In the tiny (120 pop) community of Kegaska, two young women of Acadian background received boat passengers in the church where they offered small pots of jams and jellies made from partridge berries, cloud berries, goose berries, May berries. They had also baked muffins to sell. The display of the town's history consisted of a folding screen to which were pinned photocopied pictures of the days when the cod fish were plentiful, seal was a staple of every day meals, and a famous shipwreck, the Brion, put the town on the map for us long as the news cycle lasted in the 50's. April and Susie were born here and do not plan to leave. Their efforts show that despite the decline of the cod fishery, the lack of employment, Kegaska is some place to them.

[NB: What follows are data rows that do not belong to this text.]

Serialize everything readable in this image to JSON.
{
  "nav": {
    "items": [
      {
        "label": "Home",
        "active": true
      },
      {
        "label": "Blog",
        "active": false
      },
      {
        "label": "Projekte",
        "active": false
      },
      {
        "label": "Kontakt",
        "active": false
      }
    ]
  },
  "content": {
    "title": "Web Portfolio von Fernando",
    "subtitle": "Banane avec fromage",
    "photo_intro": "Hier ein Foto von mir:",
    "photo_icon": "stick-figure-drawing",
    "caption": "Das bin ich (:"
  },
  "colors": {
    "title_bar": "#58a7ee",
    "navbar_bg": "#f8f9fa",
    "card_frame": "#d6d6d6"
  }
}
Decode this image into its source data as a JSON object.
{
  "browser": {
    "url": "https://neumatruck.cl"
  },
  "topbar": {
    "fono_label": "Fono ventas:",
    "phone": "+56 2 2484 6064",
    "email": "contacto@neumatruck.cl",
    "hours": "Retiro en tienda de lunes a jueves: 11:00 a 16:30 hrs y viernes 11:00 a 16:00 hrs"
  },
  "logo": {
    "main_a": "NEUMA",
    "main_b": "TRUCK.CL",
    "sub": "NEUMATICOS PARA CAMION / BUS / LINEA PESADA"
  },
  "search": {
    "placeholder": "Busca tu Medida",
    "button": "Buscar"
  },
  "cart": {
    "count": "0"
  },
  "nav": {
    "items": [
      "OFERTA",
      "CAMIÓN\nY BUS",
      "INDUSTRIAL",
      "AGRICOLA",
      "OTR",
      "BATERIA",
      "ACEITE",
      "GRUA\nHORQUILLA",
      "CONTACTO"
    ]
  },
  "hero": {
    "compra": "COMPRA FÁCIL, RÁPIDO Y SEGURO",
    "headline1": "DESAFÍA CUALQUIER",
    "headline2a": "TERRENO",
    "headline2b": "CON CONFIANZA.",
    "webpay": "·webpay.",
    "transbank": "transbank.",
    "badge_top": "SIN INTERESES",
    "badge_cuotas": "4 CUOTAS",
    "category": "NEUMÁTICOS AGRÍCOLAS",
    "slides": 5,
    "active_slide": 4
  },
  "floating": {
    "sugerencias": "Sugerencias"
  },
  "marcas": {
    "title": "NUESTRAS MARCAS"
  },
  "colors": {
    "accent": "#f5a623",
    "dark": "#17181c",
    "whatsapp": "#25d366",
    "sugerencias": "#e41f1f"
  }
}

|April and Susie|
On the other hand, Shelley, a pierced, curly haired aspiring artist, who is third generation Métis, can't wait to get out, and she plans to do so as soon as she can put enough money together to return to school to study fine arts. "People here are suspicious of anything new," she claims. There are no young people because there is no place to work, other than a few service jobs, like hers, as waitress and cashier at CJ's Epicerie and restaurant, the only one in town. Now that the road is complete, the end of 138, the feeling is that the bank will close, the post office, even the airport. A man four times her age, a former cod fisherman, Cecil Organ, agrees. "The road didn't do nothing for us. Maybe 50 years ago, but alls there is to see now is trees."
In La Romaine, Natashquan, St. Augustin, the Montagnais who now prefer to be called Innu, human being,
|Innu woman in traditional hat.|
have probably never even considered the question, nowhere, somewhere. These former nomads, the first people European explorers encountered in this part of the world, were settled into communities when the government made school mandatory for Innu children. Instead of considering where they belong, which used to be everywhere, the question is how to balance the temptations of today with the values of yesterday. Long time former chief of La Romaine, ancien chef and sage George C.S. Bâcon described problems unfortunately too well known from tragic stories reeled off by news broadcasters. The poutine, the chips, the pop, the beer that makes people sick because of what George believes are genetically weak livers; the drugs that encourage young people to listen to their dealers more than to elders like the former chief. Diabetes, which affects 50 percent of his people, including him. He smiles as he speaks, but George says that good news is rare. The French sailors and Basque fishermen who found this coast over half a millennium ago, who were greeted and guided by the Montagnais, turned out to be mostly trouble. The place that so excited Europeans because of its fish and the furs, the forests and the possibility of finding a way to the Orient, had for at least 5000 years already been somewhere to somebody else.